- **WHAT YOU SHOULD DO**: The entries should be given again so that each one matches the original exactly.

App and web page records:

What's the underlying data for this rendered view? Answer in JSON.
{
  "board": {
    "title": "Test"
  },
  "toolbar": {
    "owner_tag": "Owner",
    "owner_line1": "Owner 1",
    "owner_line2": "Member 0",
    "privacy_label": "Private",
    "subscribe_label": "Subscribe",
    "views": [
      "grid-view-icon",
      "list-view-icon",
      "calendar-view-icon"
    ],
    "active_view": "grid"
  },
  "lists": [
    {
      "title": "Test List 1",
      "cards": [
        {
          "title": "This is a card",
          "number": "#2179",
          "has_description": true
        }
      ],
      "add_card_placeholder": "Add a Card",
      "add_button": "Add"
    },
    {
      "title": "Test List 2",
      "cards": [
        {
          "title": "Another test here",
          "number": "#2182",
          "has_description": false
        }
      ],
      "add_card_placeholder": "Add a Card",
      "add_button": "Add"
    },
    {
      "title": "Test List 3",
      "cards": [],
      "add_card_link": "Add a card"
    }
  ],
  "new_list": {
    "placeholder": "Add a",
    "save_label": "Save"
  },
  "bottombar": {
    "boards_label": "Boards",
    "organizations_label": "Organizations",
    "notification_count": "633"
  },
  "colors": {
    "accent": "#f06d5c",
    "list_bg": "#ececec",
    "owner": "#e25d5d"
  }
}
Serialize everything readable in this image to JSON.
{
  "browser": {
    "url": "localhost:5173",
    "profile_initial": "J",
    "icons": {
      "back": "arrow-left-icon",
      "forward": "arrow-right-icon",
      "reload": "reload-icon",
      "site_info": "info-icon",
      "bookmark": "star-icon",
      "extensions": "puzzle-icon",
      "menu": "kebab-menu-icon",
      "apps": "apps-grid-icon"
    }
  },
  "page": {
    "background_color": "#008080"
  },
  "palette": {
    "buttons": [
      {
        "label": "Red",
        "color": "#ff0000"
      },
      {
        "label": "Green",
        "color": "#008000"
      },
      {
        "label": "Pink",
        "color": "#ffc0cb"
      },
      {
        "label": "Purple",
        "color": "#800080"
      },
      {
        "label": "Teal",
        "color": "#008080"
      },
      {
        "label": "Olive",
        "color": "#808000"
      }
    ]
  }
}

- **TASK OUTPUT**:
What's the underlying data for this rendered view? Answer in JSON.
{
  "board": {
    "title": "Test"
  },
  "toolbar": {
    "owner_tag": "Owner",
    "owner_line1": "Owner 1",
    "owner_line2": "Member 0",
    "privacy_label": "Private",
    "subscribe_label": "Subscribe",
    "views": [
      "grid-view-icon",
      "list-view-icon",
      "calendar-view-icon"
    ],
    "active_view": "grid"
  },
  "lists": [
    {
      "title": "Test List 1",
      "cards": [
        {
          "title": "This is a card",
          "number": "#2179",
          "has_description": true
        }
      ],
      "add_card_placeholder": "Add a Card",
      "add_button": "Add"
    },
    {
      "title": "Test List 2",
      "cards": [
        {
          "title": "Another test here",
          "number": "#2182",
          "has_description": false
        }
      ],
      "add_card_placeholder": "Add a Card",
      "add_button": "Add"
    },
    {
      "title": "Test List 3",
      "cards": [],
      "add_card_link": "Add a card"
    }
  ],
  "new_list": {
    "placeholder": "Add a",
    "save_label": "Save"
  },
  "bottombar": {
    "boards_label": "Boards",
    "organizations_label": "Organizations",
    "notification_count": "633"
  },
  "colors": {
    "accent": "#f06d5c",
    "list_bg": "#ececec",
    "owner": "#e25d5d"
  }
}
Serialize everything readable in this image to JSON.
{
  "browser": {
    "url": "localhost:5173",
    "profile_initial": "J",
    "icons": {
      "back": "arrow-left-icon",
      "forward": "arrow-right-icon",
      "reload": "reload-icon",
      "site_info": "info-icon",
      "bookmark": "star-icon",
      "extensions": "puzzle-icon",
      "menu": "kebab-menu-icon",
      "apps": "apps-grid-icon"
    }
  },
  "page": {
    "background_color": "#008080"
  },
  "palette": {
    "buttons": [
      {
        "label": "Red",
        "color": "#ff0000"
      },
      {
        "label": "Green",
        "color": "#008000"
      },
      {
        "label": "Pink",
        "color": "#ffc0cb"
      },
      {
        "label": "Purple",
        "color": "#800080"
      },
      {
        "label": "Teal",
        "color": "#008080"
      },
      {
        "label": "Olive",
        "color": "#808000"
      }
    ]
  }
}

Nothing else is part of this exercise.